Yet even with that, the Hadley Centre research suggests, the chances of keeping the rise down to about 2C by 2100 would be only 50-50. Furthermore, the simulations suggest that there is a worst-case scenario – about a 10 per cent chance – of the rise by the end of the current century reaching, even with these drastic cuts, a level of 2.8C above the pre-industrial, which is well into disaster territory.


With any action that is slower than the scenario above, the likeliest outcome is a much higher eventual temperature – and in fact, the model indicates that each 10 years of delay in halting the rise in global emissions adds another 0.5C to the likeliest end-of-the-century figure. So if emissions do not peak and start to decline until 2025, we can expect a 2.6C rise by 2100, and if the decline only begins in 2035, the figure is likely to be 3.1C – even with 3 per cent annual cuts.


These new figures suggest quite unambiguously that the world is on course for calamity unless rapid action can be taken which is far more drastic than any politicians are so far contemplating – never mind the general public.


If action is sluggish or non-existent, the model suggests that climate change is likely to cause almost unthinkable damage to the world; under a "business-as-usual" scenario, with no action taken at all and emissions increasing by more than 100 per cent by 2050, the end-of-the-century rise in global average temperatures is likely to be 5.5C, with a worst-case outcome of 7.1C – which would make much of life on earth impossible. "Even with drastic cuts in emissions in the next 10 years, our results project that there will only be a 50 per cent chance of keeping global temperatures rises below 2C," said Dr Vicky Pope, the Met Office's Head of Climate Change Advice.


"This idealised emissions scenario is based on emissions peaking in 2015 and changing from an increase of 2-3 per cent per year to a decrease of 3 per cent per year. For every 10 years we delay this action another 0.5C will be added to the most likely temperature rise. If the world fails to make the required reductions, it will be faced with adapting not just to a 2C rise in temperature but to 4C or more by the end of the century."

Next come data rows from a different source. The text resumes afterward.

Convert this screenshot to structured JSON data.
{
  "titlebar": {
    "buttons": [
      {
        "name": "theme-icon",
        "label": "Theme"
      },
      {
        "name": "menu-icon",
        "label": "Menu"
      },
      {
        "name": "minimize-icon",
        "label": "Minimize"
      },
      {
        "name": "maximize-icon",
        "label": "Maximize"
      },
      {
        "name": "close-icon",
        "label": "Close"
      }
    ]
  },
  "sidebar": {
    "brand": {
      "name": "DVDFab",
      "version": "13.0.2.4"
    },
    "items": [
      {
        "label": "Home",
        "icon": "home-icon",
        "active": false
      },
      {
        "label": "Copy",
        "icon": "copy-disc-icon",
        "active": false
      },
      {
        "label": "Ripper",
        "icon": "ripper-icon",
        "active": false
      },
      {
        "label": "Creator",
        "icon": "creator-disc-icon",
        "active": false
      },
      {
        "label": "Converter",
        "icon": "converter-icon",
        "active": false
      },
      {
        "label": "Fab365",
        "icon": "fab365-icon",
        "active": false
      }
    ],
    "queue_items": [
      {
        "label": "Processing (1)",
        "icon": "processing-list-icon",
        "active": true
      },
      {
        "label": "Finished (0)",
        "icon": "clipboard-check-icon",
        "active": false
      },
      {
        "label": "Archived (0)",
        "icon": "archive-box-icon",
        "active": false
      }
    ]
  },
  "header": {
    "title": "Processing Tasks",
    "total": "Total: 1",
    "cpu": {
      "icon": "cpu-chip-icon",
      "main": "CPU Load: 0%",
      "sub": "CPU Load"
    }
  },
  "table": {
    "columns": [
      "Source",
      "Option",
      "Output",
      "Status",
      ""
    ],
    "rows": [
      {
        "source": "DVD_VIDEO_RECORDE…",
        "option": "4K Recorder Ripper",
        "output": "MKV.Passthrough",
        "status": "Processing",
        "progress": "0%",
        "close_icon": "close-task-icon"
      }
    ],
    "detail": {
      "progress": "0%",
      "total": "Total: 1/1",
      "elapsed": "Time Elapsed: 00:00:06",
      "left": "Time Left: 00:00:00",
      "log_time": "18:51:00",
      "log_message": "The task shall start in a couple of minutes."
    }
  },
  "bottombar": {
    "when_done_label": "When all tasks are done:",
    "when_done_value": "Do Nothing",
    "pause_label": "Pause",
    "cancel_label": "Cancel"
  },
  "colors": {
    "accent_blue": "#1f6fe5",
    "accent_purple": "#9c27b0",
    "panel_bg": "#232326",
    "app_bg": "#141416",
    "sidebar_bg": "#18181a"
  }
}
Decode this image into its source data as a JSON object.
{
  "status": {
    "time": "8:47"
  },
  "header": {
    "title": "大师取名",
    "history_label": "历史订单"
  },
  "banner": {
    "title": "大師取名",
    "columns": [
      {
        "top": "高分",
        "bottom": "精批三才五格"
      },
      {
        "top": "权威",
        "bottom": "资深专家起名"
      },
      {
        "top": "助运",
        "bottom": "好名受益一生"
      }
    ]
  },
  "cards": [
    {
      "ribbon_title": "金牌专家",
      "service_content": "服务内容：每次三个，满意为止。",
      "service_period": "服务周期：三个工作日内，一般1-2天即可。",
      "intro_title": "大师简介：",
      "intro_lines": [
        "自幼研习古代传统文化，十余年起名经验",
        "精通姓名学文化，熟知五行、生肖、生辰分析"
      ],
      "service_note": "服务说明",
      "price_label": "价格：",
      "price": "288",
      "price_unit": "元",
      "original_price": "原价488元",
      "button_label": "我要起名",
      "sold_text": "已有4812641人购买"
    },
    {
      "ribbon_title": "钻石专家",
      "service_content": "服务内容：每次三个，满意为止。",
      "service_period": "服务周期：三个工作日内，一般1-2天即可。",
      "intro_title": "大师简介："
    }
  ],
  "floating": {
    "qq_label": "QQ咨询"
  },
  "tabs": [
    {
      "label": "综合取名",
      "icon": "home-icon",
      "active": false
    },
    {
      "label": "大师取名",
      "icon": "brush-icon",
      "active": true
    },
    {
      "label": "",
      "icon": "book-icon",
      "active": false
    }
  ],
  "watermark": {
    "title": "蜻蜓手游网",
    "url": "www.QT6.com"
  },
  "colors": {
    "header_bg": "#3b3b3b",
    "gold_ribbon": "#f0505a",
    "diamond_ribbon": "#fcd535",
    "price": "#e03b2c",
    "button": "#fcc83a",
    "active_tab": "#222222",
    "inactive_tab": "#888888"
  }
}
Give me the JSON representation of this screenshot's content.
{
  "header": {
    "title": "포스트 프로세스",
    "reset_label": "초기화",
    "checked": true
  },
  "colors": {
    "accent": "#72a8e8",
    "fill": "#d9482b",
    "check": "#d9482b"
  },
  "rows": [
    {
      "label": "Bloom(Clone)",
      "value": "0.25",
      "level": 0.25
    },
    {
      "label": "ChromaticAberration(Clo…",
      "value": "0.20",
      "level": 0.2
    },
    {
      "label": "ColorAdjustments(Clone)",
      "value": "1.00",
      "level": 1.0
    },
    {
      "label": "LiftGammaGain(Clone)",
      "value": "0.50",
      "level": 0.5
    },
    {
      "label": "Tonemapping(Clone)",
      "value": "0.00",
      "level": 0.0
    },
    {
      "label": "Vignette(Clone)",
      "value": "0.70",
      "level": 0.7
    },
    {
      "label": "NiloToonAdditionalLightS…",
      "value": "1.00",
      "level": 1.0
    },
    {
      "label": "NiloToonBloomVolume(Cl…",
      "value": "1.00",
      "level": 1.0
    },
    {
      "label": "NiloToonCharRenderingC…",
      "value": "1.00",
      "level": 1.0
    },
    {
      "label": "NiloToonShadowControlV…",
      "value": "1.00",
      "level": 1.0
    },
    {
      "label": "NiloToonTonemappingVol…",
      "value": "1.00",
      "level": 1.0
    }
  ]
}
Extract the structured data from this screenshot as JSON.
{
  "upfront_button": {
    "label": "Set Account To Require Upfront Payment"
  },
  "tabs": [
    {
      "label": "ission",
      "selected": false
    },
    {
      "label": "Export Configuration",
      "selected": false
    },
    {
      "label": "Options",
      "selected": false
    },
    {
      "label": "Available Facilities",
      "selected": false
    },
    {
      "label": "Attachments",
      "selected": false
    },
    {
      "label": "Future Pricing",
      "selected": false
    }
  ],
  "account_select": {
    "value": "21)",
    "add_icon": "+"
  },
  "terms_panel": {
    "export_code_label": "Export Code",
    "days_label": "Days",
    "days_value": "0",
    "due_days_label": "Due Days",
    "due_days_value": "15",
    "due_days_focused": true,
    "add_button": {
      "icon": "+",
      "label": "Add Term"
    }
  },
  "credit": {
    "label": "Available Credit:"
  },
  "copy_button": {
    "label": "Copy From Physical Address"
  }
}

Date: Tue, 10 Mar 2009 16:10:51 +0100
Subject: RE: [geo] Re: Open letter to Dr Rajendra Pachauri

John Gorman

Mar 11, 2009, 4:15:33 AM3/11/09
to geoengineering
Actually I did mean exactly zero.
I am not saying I know this can be achieved but I think it probably can. Just think of the implications of 1-2 metres rise for coasts you know-as well as to Bangladesh and the Maldives. --and is the 1-2 metres correct now? in 2007 the IPCC was saying 40 cms. What will the consensus be next year?
I believe the whole philosophy of "adaptation" is wrong. It leaves far too many uncertainties. The philosophy should be to preserve the global climate as it has been throughout recorded history.-if this is in any way possible.
Is it?
well just to look at Albert's point about the greenland glaciers/icesheet. yes it looks like disaster now and this is what has made the IPCC people up thir estimates. This is what "saving the Arctic is all about" we heve to stop this loss and emissions reductions alone wont do that.
more anon
John Gorman
----- Original Message -----
Sent: Tuesday, March 10, 2009 3:36 PM
Subject: Re: [geo] Re: Open letter to Dr Rajendra Pachauri

Hi Albert,
That is nit-picking.  Of course John didn't mean exactly zero sea level rise. 
But do you support the letter - would you like me to add your name?  If so, what would you like me to put under your name - just the Frozen Isthmus stuff - or "adviser to..." - or some academic qualification? However, note that version 4 has already been emailed to Dr P.

Beyond Hotmail - see what else you can do with Windows Live Find out more!
Reply all
Reply to author
0 new messages